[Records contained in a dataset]
<<<<

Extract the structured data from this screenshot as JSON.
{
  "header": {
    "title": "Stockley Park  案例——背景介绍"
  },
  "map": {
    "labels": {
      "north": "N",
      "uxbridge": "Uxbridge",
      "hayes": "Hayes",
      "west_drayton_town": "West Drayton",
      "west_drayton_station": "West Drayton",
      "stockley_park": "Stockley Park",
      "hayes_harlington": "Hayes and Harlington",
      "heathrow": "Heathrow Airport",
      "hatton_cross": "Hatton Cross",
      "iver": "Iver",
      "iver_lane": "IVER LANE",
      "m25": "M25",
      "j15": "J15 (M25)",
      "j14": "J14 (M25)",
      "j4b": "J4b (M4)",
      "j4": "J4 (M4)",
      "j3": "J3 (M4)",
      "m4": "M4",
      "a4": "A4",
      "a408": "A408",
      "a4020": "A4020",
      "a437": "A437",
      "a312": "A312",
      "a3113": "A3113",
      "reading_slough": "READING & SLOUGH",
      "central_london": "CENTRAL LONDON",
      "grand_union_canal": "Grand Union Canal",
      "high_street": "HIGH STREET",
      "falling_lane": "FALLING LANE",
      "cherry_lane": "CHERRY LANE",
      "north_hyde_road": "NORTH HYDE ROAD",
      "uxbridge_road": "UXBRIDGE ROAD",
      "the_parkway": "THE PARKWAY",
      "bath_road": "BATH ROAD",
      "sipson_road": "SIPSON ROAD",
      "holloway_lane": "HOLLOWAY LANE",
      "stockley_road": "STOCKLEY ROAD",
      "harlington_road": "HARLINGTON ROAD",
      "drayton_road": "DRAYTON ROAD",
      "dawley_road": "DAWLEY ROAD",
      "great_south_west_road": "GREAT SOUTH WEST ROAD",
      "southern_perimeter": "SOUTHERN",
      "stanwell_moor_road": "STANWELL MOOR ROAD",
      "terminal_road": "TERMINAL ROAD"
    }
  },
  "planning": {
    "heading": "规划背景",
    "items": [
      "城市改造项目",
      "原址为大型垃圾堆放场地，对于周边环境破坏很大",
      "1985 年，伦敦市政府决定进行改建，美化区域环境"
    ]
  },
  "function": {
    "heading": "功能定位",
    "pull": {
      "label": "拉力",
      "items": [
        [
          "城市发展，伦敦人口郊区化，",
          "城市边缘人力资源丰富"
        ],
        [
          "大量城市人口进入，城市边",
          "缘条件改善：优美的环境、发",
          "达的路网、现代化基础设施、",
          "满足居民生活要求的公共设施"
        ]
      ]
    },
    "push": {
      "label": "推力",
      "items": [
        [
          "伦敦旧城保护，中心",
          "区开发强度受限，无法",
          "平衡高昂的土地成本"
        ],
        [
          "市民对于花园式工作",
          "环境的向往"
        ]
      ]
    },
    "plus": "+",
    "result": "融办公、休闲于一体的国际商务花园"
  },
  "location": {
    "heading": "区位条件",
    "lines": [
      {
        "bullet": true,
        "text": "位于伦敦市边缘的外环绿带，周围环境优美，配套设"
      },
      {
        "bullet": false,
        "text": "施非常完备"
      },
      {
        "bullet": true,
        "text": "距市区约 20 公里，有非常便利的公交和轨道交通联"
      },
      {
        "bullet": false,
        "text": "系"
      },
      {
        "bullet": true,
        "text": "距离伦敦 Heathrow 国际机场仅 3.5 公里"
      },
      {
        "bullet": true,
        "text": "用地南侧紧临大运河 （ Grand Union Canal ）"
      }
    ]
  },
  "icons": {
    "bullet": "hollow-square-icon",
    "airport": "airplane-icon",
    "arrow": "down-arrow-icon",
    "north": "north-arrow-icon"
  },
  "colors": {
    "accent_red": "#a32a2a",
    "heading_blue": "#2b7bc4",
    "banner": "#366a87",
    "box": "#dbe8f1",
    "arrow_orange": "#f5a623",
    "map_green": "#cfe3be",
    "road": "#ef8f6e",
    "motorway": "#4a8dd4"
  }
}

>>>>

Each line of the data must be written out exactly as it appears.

Extract the structured data from this screenshot as JSON.
{
  "header": {
    "title": "Stockley Park  案例——背景介绍"
  },
  "map": {
    "labels": {
      "north": "N",
      "uxbridge": "Uxbridge",
      "hayes": "Hayes",
      "west_drayton_town": "West Drayton",
      "west_drayton_station": "West Drayton",
      "stockley_park": "Stockley Park",
      "hayes_harlington": "Hayes and Harlington",
      "heathrow": "Heathrow Airport",
      "hatton_cross": "Hatton Cross",
      "iver": "Iver",
      "iver_lane": "IVER LANE",
      "m25": "M25",
      "j15": "J15 (M25)",
      "j14": "J14 (M25)",
      "j4b": "J4b (M4)",
      "j4": "J4 (M4)",
      "j3": "J3 (M4)",
      "m4": "M4",
      "a4": "A4",
      "a408": "A408",
      "a4020": "A4020",
      "a437": "A437",
      "a312": "A312",
      "a3113": "A3113",
      "reading_slough": "READING & SLOUGH",
      "central_london": "CENTRAL LONDON",
      "grand_union_canal": "Grand Union Canal",
      "high_street": "HIGH STREET",
      "falling_lane": "FALLING LANE",
      "cherry_lane": "CHERRY LANE",
      "north_hyde_road": "NORTH HYDE ROAD",
      "uxbridge_road": "UXBRIDGE ROAD",
      "the_parkway": "THE PARKWAY",
      "bath_road": "BATH ROAD",
      "sipson_road": "SIPSON ROAD",
      "holloway_lane": "HOLLOWAY LANE",
      "stockley_road": "STOCKLEY ROAD",
      "harlington_road": "HARLINGTON ROAD",
      "drayton_road": "DRAYTON ROAD",
      "dawley_road": "DAWLEY ROAD",
      "great_south_west_road": "GREAT SOUTH WEST ROAD",
      "southern_perimeter": "SOUTHERN",
      "stanwell_moor_road": "STANWELL MOOR ROAD",
      "terminal_road": "TERMINAL ROAD"
    }
  },
  "planning": {
    "heading": "规划背景",
    "items": [
      "城市改造项目",
      "原址为大型垃圾堆放场地，对于周边环境破坏很大",
      "1985 年，伦敦市政府决定进行改建，美化区域环境"
    ]
  },
  "function": {
    "heading": "功能定位",
    "pull": {
      "label": "拉力",
      "items": [
        [
          "城市发展，伦敦人口郊区化，",
          "城市边缘人力资源丰富"
        ],
        [
          "大量城市人口进入，城市边",
          "缘条件改善：优美的环境、发",
          "达的路网、现代化基础设施、",
          "满足居民生活要求的公共设施"
        ]
      ]
    },
    "push": {
      "label": "推力",
      "items": [
        [
          "伦敦旧城保护，中心",
          "区开发强度受限，无法",
          "平衡高昂的土地成本"
        ],
        [
          "市民对于花园式工作",
          "环境的向往"
        ]
      ]
    },
    "plus": "+",
    "result": "融办公、休闲于一体的国际商务花园"
  },
  "location": {
    "heading": "区位条件",
    "lines": [
      {
        "bullet": true,
        "text": "位于伦敦市边缘的外环绿带，周围环境优美，配套设"
      },
      {
        "bullet": false,
        "text": "施非常完备"
      },
      {
        "bullet": true,
        "text": "距市区约 20 公里，有非常便利的公交和轨道交通联"
      },
      {
        "bullet": false,
        "text": "系"
      },
      {
        "bullet": true,
        "text": "距离伦敦 Heathrow 国际机场仅 3.5 公里"
      },
      {
        "bullet": true,
        "text": "用地南侧紧临大运河 （ Grand Union Canal ）"
      }
    ]
  },
  "icons": {
    "bullet": "hollow-square-icon",
    "airport": "airplane-icon",
    "arrow": "down-arrow-icon",
    "north": "north-arrow-icon"
  },
  "colors": {
    "accent_red": "#a32a2a",
    "heading_blue": "#2b7bc4",
    "banner": "#366a87",
    "box": "#dbe8f1",
    "arrow_orange": "#f5a623",
    "map_green": "#cfe3be",
    "road": "#ef8f6e",
    "motorway": "#4a8dd4"
  }
}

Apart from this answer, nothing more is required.